Any witness who has testified on direct examination to another’s character is subject to cross-examination regarding his or her testimony. A significant aspect of this witness’s crossexamination is the historic right to ask the reputation witness if the witness has heard of an act, committed by the subject person, that is inconsistent with the character the witness has testified to on direct examination. Traditional common law has required that such a question contain the words “have you heard.” The witness could not be asked about personal knowledge of such conduct. Noel v. State, 161 Ala. 25, 49 So. 824 (1909); Peoples v. State, 510 So.2d 554 (Ala.Crim.App.1986), aff’d, 510 So.2d 574 (Ala.), cert. denied, 484 U.S. 933 (1987). See C. Gamble, McElroy’s Alabama Evidence §§ 27.01(6), 26.01(17) (4th ed. 1991); W. Schroeder, J. Hoffman, & R. Thigpen, Alabama Evidence § 4-5(c)(2)(A) (1987). Rule 405 permits the cross-examiner to omit the “have you heard” phrase and to inquire as to the witness’s personal knowledge of specific conduct that is relevant to the character testified to on direct examination.

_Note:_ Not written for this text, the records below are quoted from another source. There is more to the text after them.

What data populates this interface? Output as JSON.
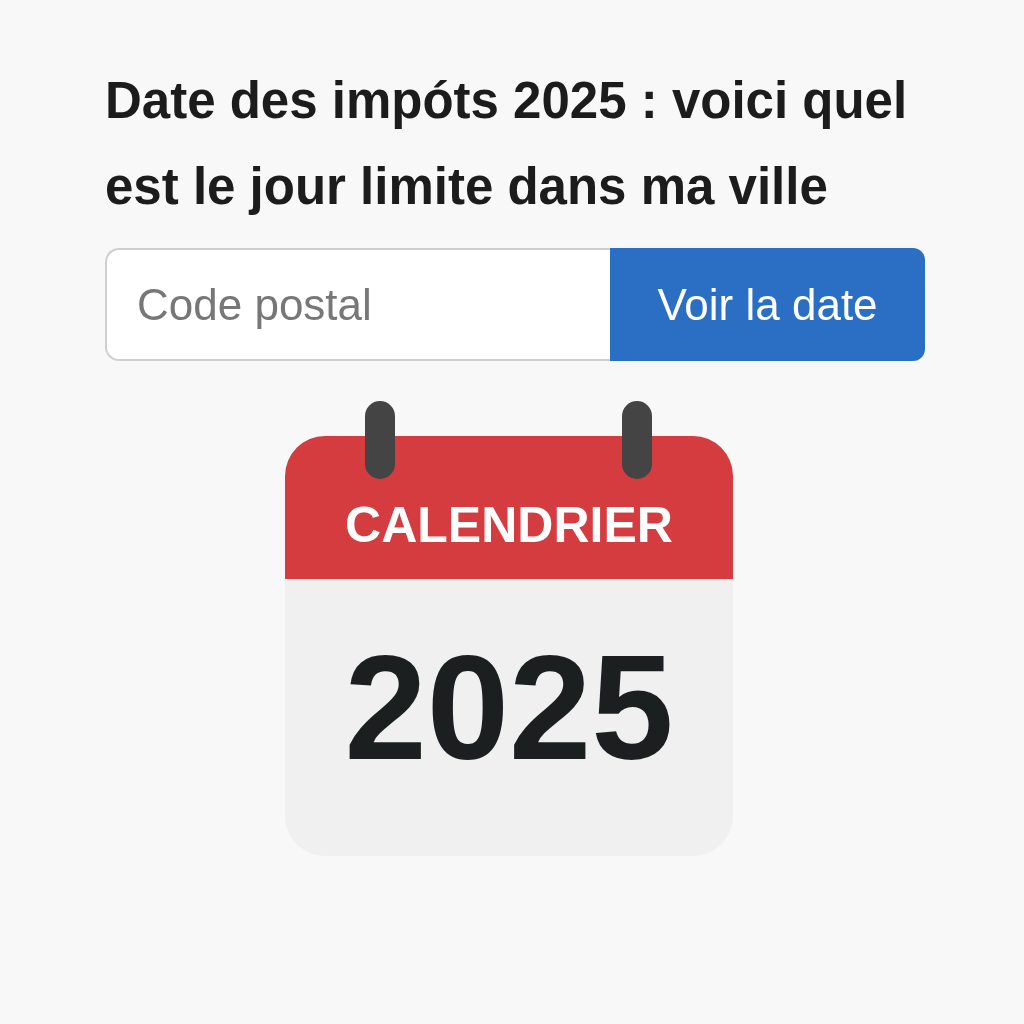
{
  "heading": "Date des impóts 2025 : voici quel est le jour limite dans ma ville",
  "search": {
    "placeholder": "Code postal",
    "button": "Voir la date"
  },
  "calendar": {
    "header": "CALENDRIER",
    "year": "2025"
  }
}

Section (b). Specific instances of conduct. A third form of character evidence, specific instances of conduct, is recognized in those cases where the character of a person is an essential element of a charge, claim, or defense. This represents conventional common law doctrine in both Alabama and the United States as a whole. See E. Cleary, McCormick on Evidence § 187 (3d ed. 1984); C. Gamble, McElroy’s Alabama Evidence § 34.01 (4th ed. 1991). In a civil action based upon negligent entrustment of an automobile, for example, the character of the bailee is an essential element of the claim; evidence of the bailee’s negligent driving is admissible against the bailor to show the bailee’s incompetence or the bailor’s knowledge of the bailee’s incompetence. Mason v. New, 475 So.2d 854 (Ala.1985); Bruck v. Jim Walter Corp., 470 So.2d 1141 (Ala.1985); C. Gamble, Character Evidence: A Comprehensive Approach § 28 (1987). See also E. Cleary, McCormick on Evidence § 18 (3d ed. 1984) (defamation action dealing with admissibility of evidence of specific acts of allegedly defamed person where defensive pleading of truth renders character at issue).

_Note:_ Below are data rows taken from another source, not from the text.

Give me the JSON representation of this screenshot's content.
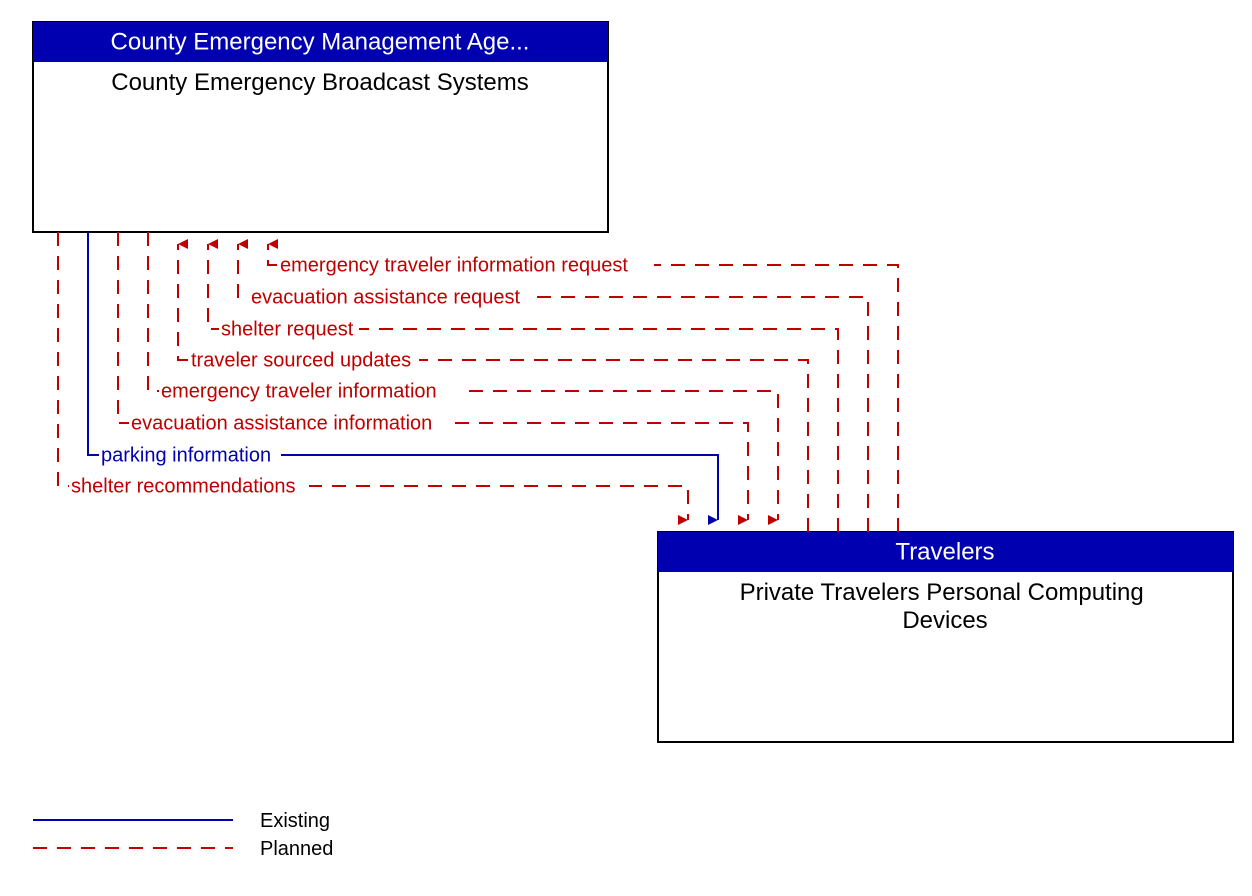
{
  "entity_top": {
    "header": "County Emergency Management Age...",
    "name": "County Emergency Broadcast Systems"
  },
  "entity_bottom": {
    "header": "Travelers",
    "name": "Private Travelers Personal Computing Devices"
  },
  "flows": [
    {
      "label": "emergency traveler information request",
      "status": "planned",
      "direction": "to_top"
    },
    {
      "label": "evacuation assistance request",
      "status": "planned",
      "direction": "to_top"
    },
    {
      "label": "shelter request",
      "status": "planned",
      "direction": "to_top"
    },
    {
      "label": "traveler sourced updates",
      "status": "planned",
      "direction": "to_top"
    },
    {
      "label": "emergency traveler information",
      "status": "planned",
      "direction": "to_bottom"
    },
    {
      "label": "evacuation assistance information",
      "status": "planned",
      "direction": "to_bottom"
    },
    {
      "label": "parking information",
      "status": "existing",
      "direction": "to_bottom"
    },
    {
      "label": "shelter recommendations",
      "status": "planned",
      "direction": "to_bottom"
    }
  ],
  "legend": {
    "existing": "Existing",
    "planned": "Planned"
  },
  "colors": {
    "header_bg": "#0000b0",
    "existing": "#0000b0",
    "planned": "#c00000"
  }
}
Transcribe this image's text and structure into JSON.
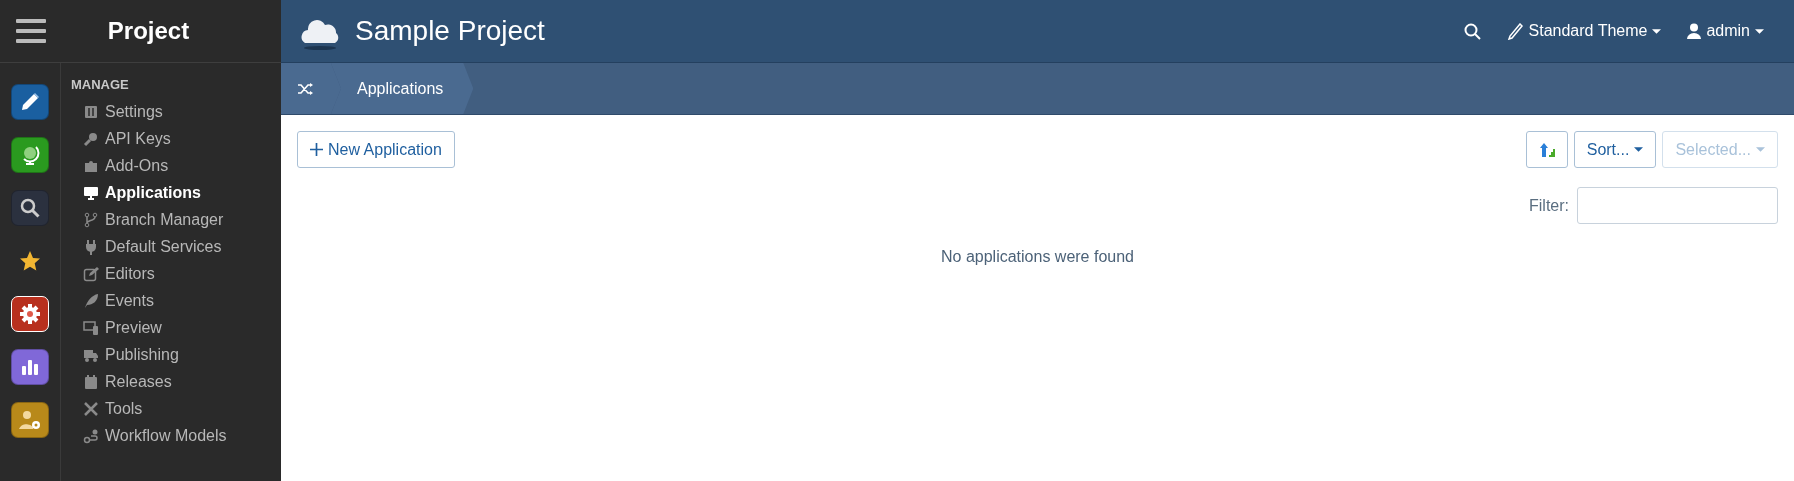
{
  "sidebar": {
    "title": "Project",
    "rail": [
      {
        "kind": "pencil",
        "color": "#1a5fa0",
        "selected": false
      },
      {
        "kind": "globe",
        "color": "#2a9a1f",
        "selected": false
      },
      {
        "kind": "search",
        "color": "#2b313f",
        "selected": false
      },
      {
        "kind": "star",
        "selected": false
      },
      {
        "kind": "gear",
        "color": "#b8301e",
        "selected": true
      },
      {
        "kind": "chart",
        "color": "#8068d8",
        "selected": false
      },
      {
        "kind": "usergear",
        "color": "#b8891a",
        "selected": false
      }
    ],
    "section": "MANAGE",
    "items": [
      {
        "label": "Settings",
        "kind": "settings",
        "selected": false
      },
      {
        "label": "API Keys",
        "kind": "key",
        "selected": false
      },
      {
        "label": "Add-Ons",
        "kind": "puzzle",
        "selected": false
      },
      {
        "label": "Applications",
        "kind": "monitor",
        "selected": true
      },
      {
        "label": "Branch Manager",
        "kind": "branch",
        "selected": false
      },
      {
        "label": "Default Services",
        "kind": "plug",
        "selected": false
      },
      {
        "label": "Editors",
        "kind": "edit",
        "selected": false
      },
      {
        "label": "Events",
        "kind": "feather",
        "selected": false
      },
      {
        "label": "Preview",
        "kind": "devices",
        "selected": false
      },
      {
        "label": "Publishing",
        "kind": "truck",
        "selected": false
      },
      {
        "label": "Releases",
        "kind": "calendar",
        "selected": false
      },
      {
        "label": "Tools",
        "kind": "tools",
        "selected": false
      },
      {
        "label": "Workflow Models",
        "kind": "workflow",
        "selected": false
      }
    ]
  },
  "header": {
    "title": "Sample Project",
    "theme": "Standard Theme",
    "user": "admin"
  },
  "breadcrumb": [
    {
      "label": "Applications"
    }
  ],
  "toolbar": {
    "new_button": "New Application",
    "sort_button": "Sort...",
    "selected_button": {
      "label": "Selected...",
      "disabled": true
    },
    "filter": {
      "label": "Filter:"
    }
  },
  "message": "No applications were found"
}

This concept of character as an essential element of the defense is perhaps best illustrated on the criminal side by a plea of entrapment. Such a plea is held to make the accused’s propensity for committing the kind of act charged an essential element and thereby opens the door to evidence of collateral relevant misconduct. See Jackson v. State, 384 So.2d 134 (Ala.Crim.App.1979) (recognizing that the accused, by pleading entrapment, opens up inquiry into character or predisposition to commit the kind of crime for which the accused is being prosecuted), cert. quashed, 384 So.2d 140 (Ala.1980), overruled by Lambeth v. State, 562 So.2d 575 (Ala.1990). See also C. Gamble, Prior Crimes as Evidence in Present Criminal Trials, 1 Campbell L.Rev. 1 (1979); W. Schroeder, Evidentiary Use in Criminal Cases of Collateral Crimes and Acts: A Comparison of the Federal Rules and Alabama Law, 35 Ala.L.Rev. 241 (1984); C. Gamble, McElroy’s Alabama Evidence § 69.01(13) (4th ed. 1991).